“If you want to know the character of a person, give him power,” said Abraham Lincoln. This also applies to Julia Grosz (Franziska Weisz), who has just been promoted to Federal Police Chief Commissioner, in the Hamburg “Tatort”. In her new position, she leads an explosive mission in which her previously higher-ranking colleague Thorsten Falke (Wotan Wilke Möhring) is demoted to an errand boy.
While Grosz, supported by the digitally networked team at the headquarters, leads and follows the operation in front of screens – a million dollar sum is handed over by an undercover investigator to a Russian gun dealer with the aim of gaining access – Falke is one of the on-site forces with no overview, who are sent on the chase. The almost aggressive nervousness of the new boss approaches the tipping point when something goes wrong. “Should I break off?” She asks the detective director Reetz. “You are in charge, it is your decision,” replies this. A little later, everything literally blows up – and Julia Grosz faints.

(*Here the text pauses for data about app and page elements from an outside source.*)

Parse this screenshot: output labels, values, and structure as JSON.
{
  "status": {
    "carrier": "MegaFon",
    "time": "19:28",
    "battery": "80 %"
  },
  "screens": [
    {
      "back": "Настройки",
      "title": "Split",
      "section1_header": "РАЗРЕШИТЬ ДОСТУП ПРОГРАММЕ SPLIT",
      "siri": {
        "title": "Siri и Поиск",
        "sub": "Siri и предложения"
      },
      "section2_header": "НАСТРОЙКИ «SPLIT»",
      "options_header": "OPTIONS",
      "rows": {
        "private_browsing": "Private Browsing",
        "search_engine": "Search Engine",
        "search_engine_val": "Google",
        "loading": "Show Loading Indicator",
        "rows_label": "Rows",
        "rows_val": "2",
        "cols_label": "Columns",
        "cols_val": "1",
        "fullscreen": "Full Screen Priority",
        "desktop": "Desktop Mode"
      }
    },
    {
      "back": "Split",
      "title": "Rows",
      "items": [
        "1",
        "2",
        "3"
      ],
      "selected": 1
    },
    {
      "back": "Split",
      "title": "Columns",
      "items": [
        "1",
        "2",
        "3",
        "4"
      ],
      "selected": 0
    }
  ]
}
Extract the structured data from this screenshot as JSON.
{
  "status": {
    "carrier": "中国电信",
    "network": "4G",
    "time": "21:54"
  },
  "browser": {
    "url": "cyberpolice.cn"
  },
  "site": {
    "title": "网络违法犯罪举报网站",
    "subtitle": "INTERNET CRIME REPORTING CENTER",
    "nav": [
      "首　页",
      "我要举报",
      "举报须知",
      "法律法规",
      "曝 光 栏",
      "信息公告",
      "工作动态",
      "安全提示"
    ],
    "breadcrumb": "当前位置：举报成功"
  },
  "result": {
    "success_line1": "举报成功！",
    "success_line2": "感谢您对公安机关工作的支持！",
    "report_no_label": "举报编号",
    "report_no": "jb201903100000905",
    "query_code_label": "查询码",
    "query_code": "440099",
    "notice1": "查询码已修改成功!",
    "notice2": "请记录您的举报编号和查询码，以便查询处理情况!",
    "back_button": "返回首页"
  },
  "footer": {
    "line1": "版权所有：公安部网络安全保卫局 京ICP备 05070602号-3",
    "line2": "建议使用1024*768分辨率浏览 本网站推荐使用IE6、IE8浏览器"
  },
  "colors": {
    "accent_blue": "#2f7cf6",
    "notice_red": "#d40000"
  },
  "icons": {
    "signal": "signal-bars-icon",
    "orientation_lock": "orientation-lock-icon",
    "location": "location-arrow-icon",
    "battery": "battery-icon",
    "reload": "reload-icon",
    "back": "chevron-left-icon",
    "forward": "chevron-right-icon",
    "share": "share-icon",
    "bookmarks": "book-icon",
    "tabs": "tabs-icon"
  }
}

The episode “Power of the Family”, written and staged by Niki Stein, is not interested in perpetrators because they are literally too high for the police here. Tidying up the world, averting damage – that cannot succeed. A civil servant, a native Kurd, loyal servant of the German state, husband and father, has to sacrifice his life. We find out right at the beginning when his coffin, covered with the federal flag, is lifted from an airplane by colleagues in uniform, including a Falke. It follows, as is usually the case in tension-driven television films, the flashback to what has happened so far and with it the actual plot.
Their aim is, sometimes in the style of a fast-paced chamber play, to bring together character studies. The scrutinizing gaze is initially directed at Julia Grosz, whose tension, intertwined with boss behavior, which she only gradually sheds, is brought to the point by Franziska Weisz. Wotan Wilke Möhring is allowed to play Thorsten Falke with emotional amplitude, from outbursts of anger at work to silent apprehension as a father at home (the son moves out and moves in with his – older – girlfriend). The motif of the softly pounded macho offers little surprise: Falke has long since grown up. The hurried, pressed communication between the two inspectors sometimes makes it difficult to understand what is hissing between the teeth.
More interesting than the regular cast is Marija Timofejew, in whose role Tatiana Nekrasov makes a strong performance – even though her character seems richly thought-out. As the offspring of an almost tsarist gun dealer clan from Russia, whose members are constantly throwing quotes from Tolstoi and Chekhov about their education, she switched sides and shaved felons in the red-light district as an undercover investigator for the State Criminal Police Office. Falke knows her from his time at the LKA and wants to bring her into position against her own family if the case is on the brink. His colleagues suspect that blood is thicker than water.
Whether Marija remains loyal to the law or bows to the “power of the family” is actually the only puzzle that has to be solved in this thriller between melodrama and coolness. Cinematographer Arthur W. Ahrweiler finds images of technoid flair and rural romanticism, just the emptiness of many scenes reminds one of Corona. That is quite beneficial. If one removes the genealogical ornamental clothing of the story, there is not much left of the plot that is heading towards a bloodbath. Thanks to its inner coherence, “Power of the Family” is still worth seeing.
The Crime scene: power of the family runs on Sunday at 8.15 p.m. in the first.
#Tatort #Hamburg #blown